LeBron James Is Reading 'The Autobiography Of Malcolm X' For Inspiration During Playoffs

Melissa Rohlin

As LeBron James rode a stationary bike during a recent workout in the NBA bubble in Florida, he read a book. 

Amid a global pandemic, nationwide social unrest and being confined to a campus at Walt Disney World away from his family for six weeks, James has turned to the words of Malcom X for inspiration. 

"A very, very smart man," James said after the Lakers' 111-88 win over the Portland Trail Blazers in Game 2 of their first-round playoff series on Thursday. "And basically, his words in the 60s and what was going on is actually what’s going on today still."

James said that many of the things the civil rights activist discusses in "The Autobiography of Malcolm X" are especially poignant right now. 

And he's made a point of highlighting them during many of his media sessions since he arrived at the NBA bubble July 9.

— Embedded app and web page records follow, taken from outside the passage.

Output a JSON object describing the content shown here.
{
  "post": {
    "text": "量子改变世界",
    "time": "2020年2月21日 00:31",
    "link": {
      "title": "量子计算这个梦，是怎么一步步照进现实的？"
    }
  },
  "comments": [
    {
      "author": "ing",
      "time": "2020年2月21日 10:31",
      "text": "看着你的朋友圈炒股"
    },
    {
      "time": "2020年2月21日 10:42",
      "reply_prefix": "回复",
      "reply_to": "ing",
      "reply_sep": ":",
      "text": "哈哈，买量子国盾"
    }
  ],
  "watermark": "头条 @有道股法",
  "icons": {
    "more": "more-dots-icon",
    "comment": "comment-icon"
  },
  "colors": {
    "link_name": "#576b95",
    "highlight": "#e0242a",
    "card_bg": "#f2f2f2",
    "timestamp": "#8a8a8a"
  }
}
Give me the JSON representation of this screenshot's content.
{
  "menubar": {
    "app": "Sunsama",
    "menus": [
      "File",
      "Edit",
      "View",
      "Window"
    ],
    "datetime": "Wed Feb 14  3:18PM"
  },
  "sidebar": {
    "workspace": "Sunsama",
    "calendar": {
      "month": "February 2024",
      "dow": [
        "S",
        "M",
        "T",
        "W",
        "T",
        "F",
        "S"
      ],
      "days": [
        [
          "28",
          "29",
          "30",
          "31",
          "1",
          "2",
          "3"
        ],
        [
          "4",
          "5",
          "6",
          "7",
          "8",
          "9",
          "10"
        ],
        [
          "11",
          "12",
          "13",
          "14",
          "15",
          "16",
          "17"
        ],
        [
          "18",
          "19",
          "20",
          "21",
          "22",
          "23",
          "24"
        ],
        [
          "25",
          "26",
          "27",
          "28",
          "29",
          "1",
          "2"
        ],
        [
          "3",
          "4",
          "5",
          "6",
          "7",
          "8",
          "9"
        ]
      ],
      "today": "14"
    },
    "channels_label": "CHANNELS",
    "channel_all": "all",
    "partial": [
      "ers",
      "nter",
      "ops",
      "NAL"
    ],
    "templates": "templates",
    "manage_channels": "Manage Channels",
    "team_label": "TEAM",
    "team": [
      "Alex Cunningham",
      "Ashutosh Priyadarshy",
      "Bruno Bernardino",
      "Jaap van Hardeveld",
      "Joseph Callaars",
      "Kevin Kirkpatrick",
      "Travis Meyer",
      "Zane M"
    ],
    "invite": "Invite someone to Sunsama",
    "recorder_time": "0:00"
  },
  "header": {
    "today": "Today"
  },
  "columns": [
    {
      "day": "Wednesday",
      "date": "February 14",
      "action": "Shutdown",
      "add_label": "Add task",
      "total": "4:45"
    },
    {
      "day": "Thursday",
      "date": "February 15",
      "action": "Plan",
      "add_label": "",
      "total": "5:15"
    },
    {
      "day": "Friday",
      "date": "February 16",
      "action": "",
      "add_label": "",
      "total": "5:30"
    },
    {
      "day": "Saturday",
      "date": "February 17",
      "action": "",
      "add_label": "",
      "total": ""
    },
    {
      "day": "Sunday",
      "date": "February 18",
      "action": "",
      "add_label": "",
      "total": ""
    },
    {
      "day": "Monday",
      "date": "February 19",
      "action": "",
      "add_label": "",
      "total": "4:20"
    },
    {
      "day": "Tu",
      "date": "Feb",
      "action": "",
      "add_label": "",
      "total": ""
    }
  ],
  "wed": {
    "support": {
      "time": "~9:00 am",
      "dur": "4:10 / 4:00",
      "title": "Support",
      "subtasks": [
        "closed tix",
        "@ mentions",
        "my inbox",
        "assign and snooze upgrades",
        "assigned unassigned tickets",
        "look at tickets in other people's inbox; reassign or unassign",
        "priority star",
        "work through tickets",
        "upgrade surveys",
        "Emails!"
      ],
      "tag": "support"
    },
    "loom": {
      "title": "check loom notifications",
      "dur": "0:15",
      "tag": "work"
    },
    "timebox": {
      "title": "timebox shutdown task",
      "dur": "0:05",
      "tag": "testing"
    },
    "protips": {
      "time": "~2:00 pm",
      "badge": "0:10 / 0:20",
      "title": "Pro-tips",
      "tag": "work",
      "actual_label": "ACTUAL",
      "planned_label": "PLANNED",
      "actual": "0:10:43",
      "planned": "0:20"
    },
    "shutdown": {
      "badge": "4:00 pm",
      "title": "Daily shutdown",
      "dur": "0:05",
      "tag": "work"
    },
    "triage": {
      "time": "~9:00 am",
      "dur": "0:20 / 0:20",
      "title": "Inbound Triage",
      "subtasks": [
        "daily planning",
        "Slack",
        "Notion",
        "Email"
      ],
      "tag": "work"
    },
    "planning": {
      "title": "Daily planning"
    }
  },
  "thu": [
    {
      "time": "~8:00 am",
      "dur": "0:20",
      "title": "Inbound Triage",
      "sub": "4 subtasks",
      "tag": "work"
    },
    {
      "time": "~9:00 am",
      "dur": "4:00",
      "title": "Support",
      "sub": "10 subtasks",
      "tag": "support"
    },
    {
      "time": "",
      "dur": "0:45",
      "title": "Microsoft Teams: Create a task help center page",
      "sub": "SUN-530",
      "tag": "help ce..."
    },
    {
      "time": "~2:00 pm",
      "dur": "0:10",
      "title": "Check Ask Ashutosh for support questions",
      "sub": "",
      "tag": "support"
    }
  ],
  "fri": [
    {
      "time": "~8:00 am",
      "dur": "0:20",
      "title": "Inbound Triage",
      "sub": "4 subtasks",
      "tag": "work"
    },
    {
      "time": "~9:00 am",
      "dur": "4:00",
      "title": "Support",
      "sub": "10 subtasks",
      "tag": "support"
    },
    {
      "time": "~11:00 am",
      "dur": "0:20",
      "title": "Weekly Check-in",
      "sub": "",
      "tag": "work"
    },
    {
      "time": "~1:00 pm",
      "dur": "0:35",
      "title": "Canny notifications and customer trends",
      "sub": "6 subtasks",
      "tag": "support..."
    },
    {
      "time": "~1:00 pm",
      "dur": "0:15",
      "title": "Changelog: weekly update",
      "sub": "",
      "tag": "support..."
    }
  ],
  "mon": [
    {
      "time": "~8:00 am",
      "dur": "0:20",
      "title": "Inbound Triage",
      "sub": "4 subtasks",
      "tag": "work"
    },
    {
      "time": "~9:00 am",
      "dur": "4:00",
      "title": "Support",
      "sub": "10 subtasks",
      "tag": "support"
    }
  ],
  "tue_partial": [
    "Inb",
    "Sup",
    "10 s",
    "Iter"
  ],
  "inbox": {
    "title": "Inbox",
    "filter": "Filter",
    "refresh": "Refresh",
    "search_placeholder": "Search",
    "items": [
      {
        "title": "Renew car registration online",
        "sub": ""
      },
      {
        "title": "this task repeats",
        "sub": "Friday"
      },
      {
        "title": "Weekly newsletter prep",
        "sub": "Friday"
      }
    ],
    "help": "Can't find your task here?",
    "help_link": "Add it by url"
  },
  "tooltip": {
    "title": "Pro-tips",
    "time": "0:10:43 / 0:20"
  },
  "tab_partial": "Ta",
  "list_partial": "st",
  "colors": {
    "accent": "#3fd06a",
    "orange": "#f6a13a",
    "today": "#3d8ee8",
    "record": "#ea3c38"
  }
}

James demanded the police officers who shot Breonna Taylor in Louisville in March get arrested. He wore a T-shirt in honor of George Floyd, who was murdered by a police officer in Minneapolis in May. He clapped back at President Donald Trump for criticizing NBA players kneeling as a form of peaceful protest during the national anthem. And after Thursday's game, he defended Goodyear after Trump called for his followers to boycott the company following a leaked photo that listed "MAGA Attire" as unacceptable. 

James said Malcolm X's words are deeply inspiring. 

"Him understanding how powerful the negro can be," James said. "He uses that word a lot. How powerful we are. But we have to unite, and we have to be together, and we have to stand strong because there’s always going to be obstacles. There’s always going to be things that’s going to be thrown at us where they try to weaken us. They try to make us feel like we’re not kings and queens. And it’s going to come from all different races and all different shapes and sizes and things of that nature."

James, a three-time NBA champion and four-time MVP, is currently trying to lead the Lakers to their first championship in 10 years. The 35-year-old is under a huge amount of pressure, with multiple pundits saying his legacy will be affected if he doesn't win a title alongside Anthony Davis. 

But James has found a way to quiet everything by focusing on something much greater than him. 

"Just a very powerful-minded gentleman and it’s unbelievable to kind of read something that’s coming directly from him," James said of Malcolm X.

After Thursday's blowout win, James wasn't celebrating the Lakers' statement against the dangerous eighth-seeded Trail Blazers. He wasn't focused on the fact that the Lakers had tied the series, 1-1. He wasn't reliving moments from the game in his head, as he often does. 

Instead he buried himself in his book as he waited for Davis to finish speaking to the media. A Los Angeles Times journalist captured the moment with a photo. 

James said he only wishes things could've played out differently. 

"I wish I had the opportunity to meet him," James said of Malcolm X, who was assassinated in 1965. "Obviously, we know the situation that happened with not only him, but Dr. Martin Luther King."

James said Malcom X and King, who was assassinated in 1968, forever changed the world. 

"Some of the greats that ever walked the face of this earth," he said. "Not only just here in America. But on the face of the earth."